The University Observer sat down with Oisín Gaffey to discuss these recent political developments. The Belfast-born writer is a Final Year History major, and currently serves as our Sports Editor. Gaffey was asked what he thought about the return of power sharing in Stormont. He explained: “I think it’s about time. You know, it’s been two years too long. The people in the North are really struggling with daily essentials because for the last two years there’s been no effective budget. The Executive has completely refrained from helping over the past two years, so I think it’s about time that they got back to work.” 

Gaffey continued: “Obviously there’s that worry in the back of your mind that they might collapse [Stormont] again, but I’m hopeful that isn’t the case. (...) They’ve got a good financial package behind them from the UK Government. So, overall optimistic, but you know it’s about time.”

The working relationship between the new First and Deputy First Minister was then discussed. Gaffey explained his analysis of the maiden speeches delivered by the two leaders in Stormont. He argued: “I think what Emma [Little-]Pengelly said in her opening speech was that Michelle O’Neill is a Catholic Republican, and Emma Little-Pengelly is a proud Unionist. They’re never going to agree on certain issues. But I think what was positive from Stormont the other day was that they can both agree to put the basics first, and put the ideological prospect of a United Ireland on the back burner.”

Gaffey’s arguments echo those expounded by many leaders across politics, civil society, business, and the media who have called on the two leaders to focus more on the socio-economic issues impacting communities in the North, less on ideological debates regarding the jurisdictional and constitutional future of the island. Gaffey argues: “I think that helping people in a cost-of-living crisis, when there’s been two years of no Government, prioritising day-to-day basics, and GP waiting lists (...) all that stuff, to me, is of more importance than the prospect of Irish unity, for now. I really do think there should be a focus on the here and now, on the day-to-day basics, on bread and butter issues, and that the prospect of Irish unity is pushed down the road a bit further.”

'I really do think there should be a focus on the here and now, on the day-to-day basics, on bread and butter issues, and (...) that the prospect of Irish unity is pushed down the road a bit further.'

The conversation then turned to the impact of Brexit on cross-community and cross-border relations. Gaffey explained his perspective: “I would definitely say that Brexit was a massive failure. Its existence only threatens the Good Friday Agreement and stability in the North. It was a rushed referendum, and the North wasn’t given priority. The issues in the North are the most contentious: there’s technically two countries on the one island with issues that go back hundreds of years. I think Brexit has only inflamed the situation and made things worse.” During this interview, the growth of “third parties” such as the Alliance party, and the impact that the political impasse has had on struggling communities in the North was also discussed. 
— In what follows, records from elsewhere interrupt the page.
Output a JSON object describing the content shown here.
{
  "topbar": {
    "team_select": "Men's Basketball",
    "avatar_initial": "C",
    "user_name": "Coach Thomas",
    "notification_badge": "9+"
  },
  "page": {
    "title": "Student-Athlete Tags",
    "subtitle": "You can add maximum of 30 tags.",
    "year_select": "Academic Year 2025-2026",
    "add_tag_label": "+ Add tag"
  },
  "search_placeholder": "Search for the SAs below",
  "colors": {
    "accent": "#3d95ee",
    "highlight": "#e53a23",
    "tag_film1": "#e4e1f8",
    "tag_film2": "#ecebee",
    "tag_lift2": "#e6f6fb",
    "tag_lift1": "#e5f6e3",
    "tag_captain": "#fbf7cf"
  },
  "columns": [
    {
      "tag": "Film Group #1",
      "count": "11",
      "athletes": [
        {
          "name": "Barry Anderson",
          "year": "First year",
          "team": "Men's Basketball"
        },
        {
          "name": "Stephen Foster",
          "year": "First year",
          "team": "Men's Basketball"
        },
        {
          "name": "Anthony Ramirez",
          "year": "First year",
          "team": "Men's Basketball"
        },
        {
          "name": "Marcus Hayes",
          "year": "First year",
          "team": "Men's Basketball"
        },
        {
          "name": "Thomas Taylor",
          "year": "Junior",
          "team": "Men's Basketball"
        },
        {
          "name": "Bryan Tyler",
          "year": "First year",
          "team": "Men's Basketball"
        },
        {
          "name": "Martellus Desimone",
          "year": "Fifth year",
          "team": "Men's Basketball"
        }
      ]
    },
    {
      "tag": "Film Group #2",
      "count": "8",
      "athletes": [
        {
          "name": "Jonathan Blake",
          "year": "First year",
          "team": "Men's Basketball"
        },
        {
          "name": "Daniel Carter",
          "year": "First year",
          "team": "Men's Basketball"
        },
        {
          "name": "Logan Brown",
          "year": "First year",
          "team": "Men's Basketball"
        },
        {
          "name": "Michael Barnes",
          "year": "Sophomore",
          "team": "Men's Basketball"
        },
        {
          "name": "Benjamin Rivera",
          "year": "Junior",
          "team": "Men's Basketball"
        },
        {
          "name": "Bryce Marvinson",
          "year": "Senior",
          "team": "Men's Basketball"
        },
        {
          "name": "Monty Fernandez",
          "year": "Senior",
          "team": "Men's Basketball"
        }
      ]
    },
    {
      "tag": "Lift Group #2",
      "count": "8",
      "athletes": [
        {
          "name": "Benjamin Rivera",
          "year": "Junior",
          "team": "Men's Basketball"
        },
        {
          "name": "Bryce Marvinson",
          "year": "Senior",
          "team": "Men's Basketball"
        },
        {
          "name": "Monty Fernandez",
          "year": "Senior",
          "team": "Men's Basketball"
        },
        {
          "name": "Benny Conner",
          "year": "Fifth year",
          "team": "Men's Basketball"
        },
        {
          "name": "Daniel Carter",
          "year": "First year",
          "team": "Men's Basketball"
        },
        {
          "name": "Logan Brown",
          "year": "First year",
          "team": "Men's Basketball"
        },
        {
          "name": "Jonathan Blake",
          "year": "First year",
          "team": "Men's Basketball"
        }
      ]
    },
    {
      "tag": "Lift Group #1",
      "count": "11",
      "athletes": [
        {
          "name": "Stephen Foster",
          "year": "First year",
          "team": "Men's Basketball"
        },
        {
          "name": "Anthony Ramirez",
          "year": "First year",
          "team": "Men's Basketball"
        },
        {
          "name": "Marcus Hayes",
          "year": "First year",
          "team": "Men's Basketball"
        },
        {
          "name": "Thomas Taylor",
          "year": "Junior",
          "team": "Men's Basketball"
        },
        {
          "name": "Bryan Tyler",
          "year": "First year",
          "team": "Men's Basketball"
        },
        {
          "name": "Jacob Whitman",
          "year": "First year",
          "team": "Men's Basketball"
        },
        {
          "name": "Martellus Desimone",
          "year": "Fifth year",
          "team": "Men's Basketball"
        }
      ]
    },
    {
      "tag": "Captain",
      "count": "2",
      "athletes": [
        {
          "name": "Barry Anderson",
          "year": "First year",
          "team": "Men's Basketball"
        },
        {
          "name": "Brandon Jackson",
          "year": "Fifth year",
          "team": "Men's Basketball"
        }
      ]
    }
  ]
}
As the new power-sharing Executive sets about governing Northern Ireland, challenges and opportunities lie ahead for communities on both sides of the sectarian divide. Brexit, the legacy of historical grievances, demographic changes, and the trauma of the Troubles further complicate the situation. With Michelle O’Neill now in office, the region finds itself at an important juncture. Catholics, once marginalised and discriminated against, are now the majority. Power-sharing has made a tentative return, with a Nationalist at the helm for the first time. All of these developments will play an important role in the future of this shared island.

Editorial Note: The University Observer endeavours to represent a broad and diverse spectrum of views on the complexities of political life on this island. We therefore aim to foster a conducive environment for the promotion of respectful and open dialogue on our pages. As such, we welcome contributions from people of all community backgrounds, and shall always strive to create an atmosphere of tolerance and inclusion. If you would like to share your perspective on the current situation in the North of Ireland/Northern Ireland, please reach out to us at: uo.lawandpolitics@gmail.com.